“That’s the consistency we need to see from the younger group of receivers. You get out there and he looks to you one time and you run the wrong route, boy, it’s not a good thing. We don’t need anybody to do anything more than what they’re supposed to do.”
Rodgers only took a handful of first-team snaps on Wednesday before giving way to Brett Hundley and Matt Blanchard. Whether he plays against the Eagles, the importance of the rest of his practice reps will be amplified over the next week.
The quarterback still feels good about the layout of the offense. He’s also willing to mold his young collection of weapons, but cautions that it’s a two-way street. The difference in athleticism is “minute” at the NFL.
To earn Rodgers’ trust, receivers must cut down on mental errors and perfect their route-running.
“They’ve got to earn that,” offensive coordinator Edgar Bennett said. “They have to earn that trust. And the only way you do that is by your actions. It’s not something you can talk about, as far as, ‘I’m going to do this, I’m going to do that.’ You have to show us. You have to show us on a daily basis.”

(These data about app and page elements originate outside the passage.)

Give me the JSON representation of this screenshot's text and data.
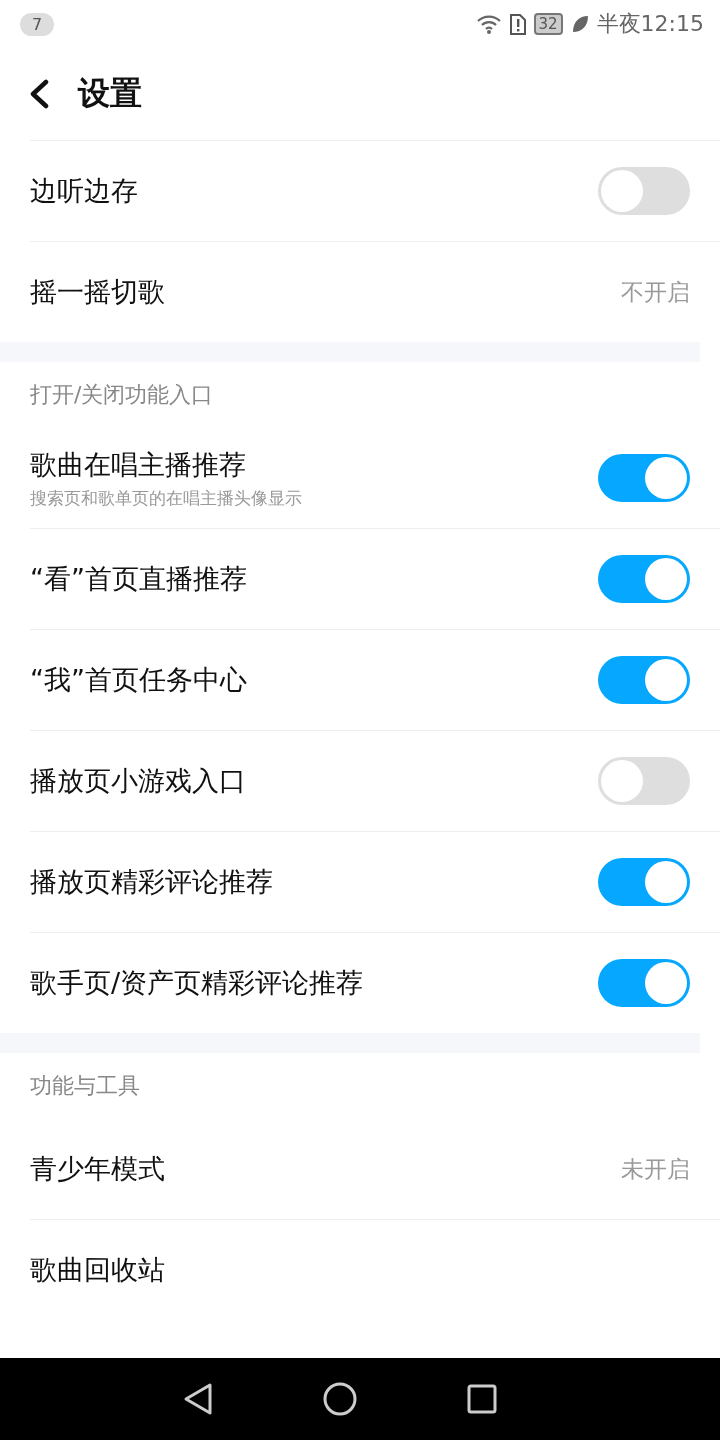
{
  "status_bar": {
    "notification_count": "7",
    "battery": "32",
    "time": "半夜12:15"
  },
  "header": {
    "title": "设置"
  },
  "sections": [
    {
      "items": [
        {
          "kind": "toggle",
          "label": "边听边存",
          "on": false
        },
        {
          "kind": "value",
          "label": "摇一摇切歌",
          "value": "不开启"
        }
      ]
    },
    {
      "title": "打开/关闭功能入口",
      "items": [
        {
          "kind": "toggle",
          "label": "歌曲在唱主播推荐",
          "subtitle": "搜索页和歌单页的在唱主播头像显示",
          "on": true
        },
        {
          "kind": "toggle",
          "label": "“看”首页直播推荐",
          "on": true
        },
        {
          "kind": "toggle",
          "label": "“我”首页任务中心",
          "on": true
        },
        {
          "kind": "toggle",
          "label": "播放页小游戏入口",
          "on": false
        },
        {
          "kind": "toggle",
          "label": "播放页精彩评论推荐",
          "on": true
        },
        {
          "kind": "toggle",
          "label": "歌手页/资产页精彩评论推荐",
          "on": true
        }
      ]
    },
    {
      "title": "功能与工具",
      "items": [
        {
          "kind": "value",
          "label": "青少年模式",
          "value": "未开启"
        },
        {
          "kind": "link",
          "label": "歌曲回收站"
        }
      ]
    }
  ]
}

Whatever receiver proves capable of doing that will be the one taking reps with Rodgers once the games finally matter.
“(Time) is running out and that’s why these reps in practice are so important,” Rodgers said. “We’ve seen a lot of from those guys, but we just need to see consistency whether I’m in there or Scott’s in there or Brett or Matt. We need to see those guys making plays whether they’re going against the first, second or third corner or the seventh, eighth and ninth corner.
“We need those guys to play a little faster. That will give them confidence and the quarterback confidence in throwing them the ball.”
—firstname.lastname@example.org and follow him on Twitter @WesHod.